Room to Read invites Kall Kann to share his experiences in Cambodia at Rye Free Reading Room Monday night.
By Michael Iachetta
May 9, 2011
Change the world through education, one child at a time–that sounds idealistically simple, but is a deceptively complex goal that sums up the mission of a growing global program called Room to Read.
The global non-profit organization focusing on literacy and gender equality is bringing its message to the Rye Free Reading Room Monday night at 7 p.m.
The Westchester chapter of Room to Read is launching its program by placing its mission in microcosm, spotlighting the killing fields of Cambodia.

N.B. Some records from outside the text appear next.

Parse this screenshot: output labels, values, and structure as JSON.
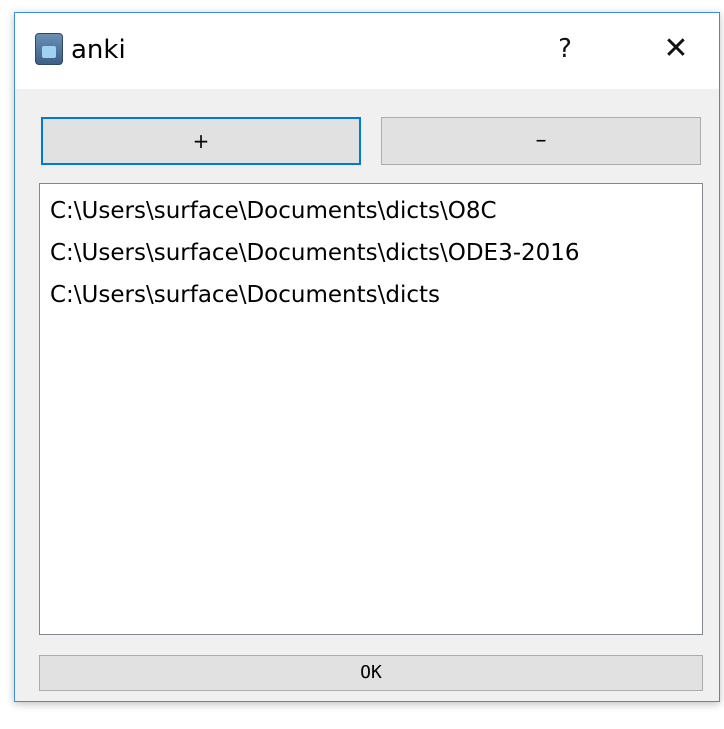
{
  "window": {
    "title": "anki",
    "help_label": "?",
    "close_label": "✕"
  },
  "toolbar": {
    "add_label": "+",
    "remove_label": "–"
  },
  "list": {
    "items": [
      "C:\\Users\\surface\\Documents\\dicts\\O8C",
      "C:\\Users\\surface\\Documents\\dicts\\ODE3-2016",
      "C:\\Users\\surface\\Documents\\dicts"
    ]
  },
  "footer": {
    "ok_label": "OK"
  },
  "colors": {
    "accent": "#0078d7",
    "button_face": "#e1e1e1",
    "dialog_bg": "#f0f0f0"
  }
}
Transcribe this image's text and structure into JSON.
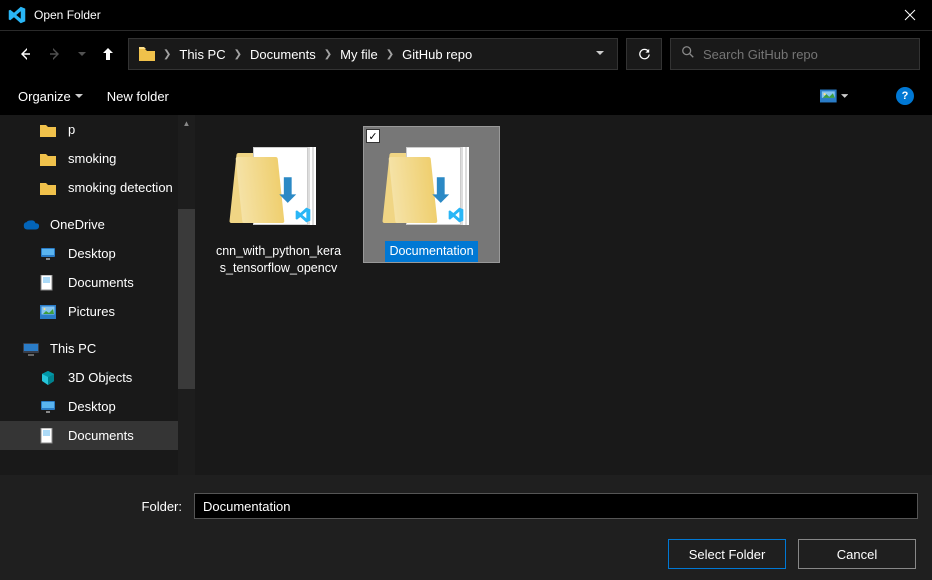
{
  "window": {
    "title": "Open Folder"
  },
  "breadcrumb": {
    "items": [
      "This PC",
      "Documents",
      "My file",
      "GitHub repo"
    ]
  },
  "search": {
    "placeholder": "Search GitHub repo"
  },
  "toolbar": {
    "organize": "Organize",
    "new_folder": "New folder",
    "help": "?"
  },
  "sidebar": {
    "recent": [
      {
        "name": "p"
      },
      {
        "name": "smoking"
      },
      {
        "name": "smoking detection"
      }
    ],
    "onedrive": {
      "name": "OneDrive",
      "children": [
        {
          "name": "Desktop",
          "icon": "monitor"
        },
        {
          "name": "Documents",
          "icon": "doc"
        },
        {
          "name": "Pictures",
          "icon": "picture"
        }
      ]
    },
    "thispc": {
      "name": "This PC",
      "children": [
        {
          "name": "3D Objects",
          "icon": "3d"
        },
        {
          "name": "Desktop",
          "icon": "monitor"
        },
        {
          "name": "Documents",
          "icon": "doc",
          "active": true
        }
      ]
    }
  },
  "files": [
    {
      "name": "cnn_with_python_keras_tensorflow_opencv",
      "selected": false
    },
    {
      "name": "Documentation",
      "selected": true
    }
  ],
  "footer": {
    "label": "Folder:",
    "value": "Documentation",
    "select": "Select Folder",
    "cancel": "Cancel"
  }
}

Kall Kann was orphaned at 12 when the infamous Khmer Rouge seized power in Cambodia in 1975. He was almost 20 years old when he was able to go back to school, and almost 35 when he finished. As difficult as his experience was, Kann noticed it was even challenging for Cambodian women to obtain an education in his country.
Kann became director of Room to Read in Cambodia and hopes, along with the members of the Westchester chapter of the organization, that his story of educating the women of Cambodia– From the Killing Fields to Planting Seeds of Hope: Educating One Girl At a Time– will inspire others to get involved with the cause of global literacy.
He will explain how Room to Read is helping to rebuild Cambodia’s educational infrastructure and a culture of learning which supports girls equally.
The stated mission of Room to Read says it all: “We envision a world in which all children can pursue a quality education that enables them to reach their full potential and contribute to their community as well.”
The group works in collaboration with local communities, partner organizations and government to support literacy and reading opportunities for primary school children and to support girls' efforts to complete secondary school. Taken together, their aim is "to transform the lives of millions of children in developing countries by focusing on literacy and gender equality in education.”
Room to Read began its remarkable journey to Rye– where schools like Milton and Osborn are national blue ribbon schools of educational excellence –with the vision of John Wood.
John Wood, founder and executive chairman, launched Room to Read after a trek through Nepal back in 2000 when he visited several local schools. He came away impressed by the enthusiasm of the Nepalese students and teachers, but saddened by the lack of resources.
Wood resolved to do something about it, quit his executive job with Microsoft, and used his corporate know-how to build a global team with a goal to work with rural villages to build sustainable solutions to their educational challenge.
Their vision was to utilize non-profit management skills to provide educational access and opportunity to more than 10 million children in the developing world.
It all began with one small step: working with rural communities in Nepal to build schools and establish libraries in 2000. It has since spread to Vietnam, Cambodia, India, Sri Lanka, Laos, South Africa and Bangladesh.
The Westchester chapter was founded in 2010. Organizers Carine Verschueren, Sandra Wong Geroux and Karen Regan decided the book-filled Rye library would be a good place to launch the Room to Read program.
Each brings her own idealism and degree of corporate expertise to Room to Read.
Verschueren is the chapter's founder and co-leader. A Belgian native with a Master’s degree in international relations and a background in Finance, has worked for Mayor Bloomberg in New York City and abroad in Brussels, China, Singapore, Tokyo and New York.
Geroux, also a chapter co-leader, grew up in Honolulu and has worked in public radio. She recently returned from Haiti where she documented the lives of women in a camp for amputees, and has the savvy that comes from having worked as a professional photographer in London, San Francisco, Chicago and New York.
Regan, also a co-leader, is one of the past presidents of the Junior League of Westchester on the Sound, and brings a wealth of fund-raising experience to Room to Read as someone who has devoted many years to supporting the needs of women and children in the area.
They all live in Westchester, and want to bring the Room to Read message to Westchester’s attention. The RFRR is helping them to do just that in a program that will hopefully spread across the county and beyond. Admission is free; donations to R2R appreciated.
Further information: RFRR, 1061 Boston Post Road: telephone: 967-4100